◆ **Task details**
Counting only lines below that contain the string "requests", give the total as a single number.

Website and app data records:

---

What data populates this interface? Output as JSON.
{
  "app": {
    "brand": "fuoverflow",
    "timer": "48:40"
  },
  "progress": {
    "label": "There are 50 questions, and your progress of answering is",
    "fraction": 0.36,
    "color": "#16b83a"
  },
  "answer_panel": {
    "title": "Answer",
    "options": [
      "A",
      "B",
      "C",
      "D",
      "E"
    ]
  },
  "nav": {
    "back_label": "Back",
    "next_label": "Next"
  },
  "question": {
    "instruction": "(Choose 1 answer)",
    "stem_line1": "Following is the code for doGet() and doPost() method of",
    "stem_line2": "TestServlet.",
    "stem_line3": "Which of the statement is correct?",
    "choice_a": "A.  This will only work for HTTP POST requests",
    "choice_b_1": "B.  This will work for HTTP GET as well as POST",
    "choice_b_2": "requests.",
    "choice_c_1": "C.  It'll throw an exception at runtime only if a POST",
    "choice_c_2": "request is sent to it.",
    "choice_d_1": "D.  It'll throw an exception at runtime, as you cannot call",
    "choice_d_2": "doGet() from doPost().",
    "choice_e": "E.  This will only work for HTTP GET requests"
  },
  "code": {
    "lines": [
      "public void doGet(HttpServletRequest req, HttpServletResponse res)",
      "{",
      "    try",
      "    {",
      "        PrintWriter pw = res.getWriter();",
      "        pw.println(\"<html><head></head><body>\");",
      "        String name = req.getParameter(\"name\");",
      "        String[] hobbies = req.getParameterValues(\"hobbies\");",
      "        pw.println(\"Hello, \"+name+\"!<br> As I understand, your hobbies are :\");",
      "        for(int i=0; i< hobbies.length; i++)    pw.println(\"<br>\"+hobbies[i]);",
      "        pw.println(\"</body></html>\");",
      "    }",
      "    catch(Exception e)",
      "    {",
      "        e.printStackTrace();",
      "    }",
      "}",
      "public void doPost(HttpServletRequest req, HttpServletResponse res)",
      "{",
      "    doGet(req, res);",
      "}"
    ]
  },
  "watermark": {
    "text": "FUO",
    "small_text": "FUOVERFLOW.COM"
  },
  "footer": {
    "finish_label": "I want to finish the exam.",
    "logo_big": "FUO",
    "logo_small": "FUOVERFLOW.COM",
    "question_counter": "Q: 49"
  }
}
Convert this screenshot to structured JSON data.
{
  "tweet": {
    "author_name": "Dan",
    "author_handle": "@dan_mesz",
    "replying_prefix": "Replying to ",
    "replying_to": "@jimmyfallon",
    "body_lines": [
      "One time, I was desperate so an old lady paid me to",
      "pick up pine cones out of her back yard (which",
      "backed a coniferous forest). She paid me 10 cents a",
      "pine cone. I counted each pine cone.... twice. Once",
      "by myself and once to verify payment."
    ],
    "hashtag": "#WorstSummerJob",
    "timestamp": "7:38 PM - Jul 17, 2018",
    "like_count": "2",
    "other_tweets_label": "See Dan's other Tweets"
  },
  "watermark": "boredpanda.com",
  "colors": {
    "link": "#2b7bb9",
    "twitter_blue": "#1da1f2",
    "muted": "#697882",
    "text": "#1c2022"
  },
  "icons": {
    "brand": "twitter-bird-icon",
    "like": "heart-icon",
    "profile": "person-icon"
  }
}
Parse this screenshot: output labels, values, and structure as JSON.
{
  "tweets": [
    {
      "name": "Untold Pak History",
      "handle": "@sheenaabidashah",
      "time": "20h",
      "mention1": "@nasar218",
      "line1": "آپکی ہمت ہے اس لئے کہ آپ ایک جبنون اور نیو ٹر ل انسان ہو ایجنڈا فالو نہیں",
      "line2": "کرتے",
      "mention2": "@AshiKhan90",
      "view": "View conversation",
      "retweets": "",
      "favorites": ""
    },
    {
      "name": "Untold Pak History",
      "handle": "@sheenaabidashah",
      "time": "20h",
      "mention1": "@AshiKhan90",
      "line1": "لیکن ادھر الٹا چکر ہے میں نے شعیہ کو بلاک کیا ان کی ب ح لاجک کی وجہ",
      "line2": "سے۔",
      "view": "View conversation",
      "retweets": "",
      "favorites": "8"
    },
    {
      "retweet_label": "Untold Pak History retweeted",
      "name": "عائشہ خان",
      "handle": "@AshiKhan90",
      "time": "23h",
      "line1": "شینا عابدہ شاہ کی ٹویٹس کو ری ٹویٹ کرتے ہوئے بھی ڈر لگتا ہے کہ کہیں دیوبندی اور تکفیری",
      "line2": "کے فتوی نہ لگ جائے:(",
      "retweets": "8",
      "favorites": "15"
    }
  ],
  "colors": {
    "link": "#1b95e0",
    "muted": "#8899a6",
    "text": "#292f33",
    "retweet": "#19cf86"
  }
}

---

◆ **Result below**
3